→ **Available data**
* * * * * * *

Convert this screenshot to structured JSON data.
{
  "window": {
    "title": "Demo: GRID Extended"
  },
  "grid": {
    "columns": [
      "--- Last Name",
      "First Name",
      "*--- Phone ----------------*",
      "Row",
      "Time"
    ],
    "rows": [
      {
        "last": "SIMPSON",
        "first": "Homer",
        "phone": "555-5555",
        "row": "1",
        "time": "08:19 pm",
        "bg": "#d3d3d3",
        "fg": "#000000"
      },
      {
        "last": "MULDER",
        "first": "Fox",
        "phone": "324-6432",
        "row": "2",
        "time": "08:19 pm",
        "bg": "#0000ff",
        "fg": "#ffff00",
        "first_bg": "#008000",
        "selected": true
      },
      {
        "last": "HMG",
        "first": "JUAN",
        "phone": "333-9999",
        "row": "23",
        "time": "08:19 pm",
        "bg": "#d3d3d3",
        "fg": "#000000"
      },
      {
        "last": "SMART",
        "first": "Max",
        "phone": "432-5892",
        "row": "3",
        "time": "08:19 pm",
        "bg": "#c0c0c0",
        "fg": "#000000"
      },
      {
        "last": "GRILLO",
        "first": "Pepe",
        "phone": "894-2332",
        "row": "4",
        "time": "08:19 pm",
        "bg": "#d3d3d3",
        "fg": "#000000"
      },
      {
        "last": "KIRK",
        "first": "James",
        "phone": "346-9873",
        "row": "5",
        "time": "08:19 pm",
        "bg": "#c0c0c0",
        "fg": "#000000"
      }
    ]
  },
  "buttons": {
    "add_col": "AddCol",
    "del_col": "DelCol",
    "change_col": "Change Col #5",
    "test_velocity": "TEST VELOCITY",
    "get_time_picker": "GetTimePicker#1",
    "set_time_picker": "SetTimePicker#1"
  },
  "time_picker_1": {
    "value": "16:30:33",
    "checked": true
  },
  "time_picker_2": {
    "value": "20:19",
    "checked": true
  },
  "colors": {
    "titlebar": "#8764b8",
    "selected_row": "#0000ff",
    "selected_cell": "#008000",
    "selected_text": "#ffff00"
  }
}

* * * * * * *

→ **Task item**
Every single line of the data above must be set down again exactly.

→ **Answer to the exercise**
Convert this screenshot to structured JSON data.
{
  "window": {
    "title": "Demo: GRID Extended"
  },
  "grid": {
    "columns": [
      "--- Last Name",
      "First Name",
      "*--- Phone ----------------*",
      "Row",
      "Time"
    ],
    "rows": [
      {
        "last": "SIMPSON",
        "first": "Homer",
        "phone": "555-5555",
        "row": "1",
        "time": "08:19 pm",
        "bg": "#d3d3d3",
        "fg": "#000000"
      },
      {
        "last": "MULDER",
        "first": "Fox",
        "phone": "324-6432",
        "row": "2",
        "time": "08:19 pm",
        "bg": "#0000ff",
        "fg": "#ffff00",
        "first_bg": "#008000",
        "selected": true
      },
      {
        "last": "HMG",
        "first": "JUAN",
        "phone": "333-9999",
        "row": "23",
        "time": "08:19 pm",
        "bg": "#d3d3d3",
        "fg": "#000000"
      },
      {
        "last": "SMART",
        "first": "Max",
        "phone": "432-5892",
        "row": "3",
        "time": "08:19 pm",
        "bg": "#c0c0c0",
        "fg": "#000000"
      },
      {
        "last": "GRILLO",
        "first": "Pepe",
        "phone": "894-2332",
        "row": "4",
        "time": "08:19 pm",
        "bg": "#d3d3d3",
        "fg": "#000000"
      },
      {
        "last": "KIRK",
        "first": "James",
        "phone": "346-9873",
        "row": "5",
        "time": "08:19 pm",
        "bg": "#c0c0c0",
        "fg": "#000000"
      }
    ]
  },
  "buttons": {
    "add_col": "AddCol",
    "del_col": "DelCol",
    "change_col": "Change Col #5",
    "test_velocity": "TEST VELOCITY",
    "get_time_picker": "GetTimePicker#1",
    "set_time_picker": "SetTimePicker#1"
  },
  "time_picker_1": {
    "value": "16:30:33",
    "checked": true
  },
  "time_picker_2": {
    "value": "20:19",
    "checked": true
  },
  "colors": {
    "titlebar": "#8764b8",
    "selected_row": "#0000ff",
    "selected_cell": "#008000",
    "selected_text": "#ffff00"
  }
}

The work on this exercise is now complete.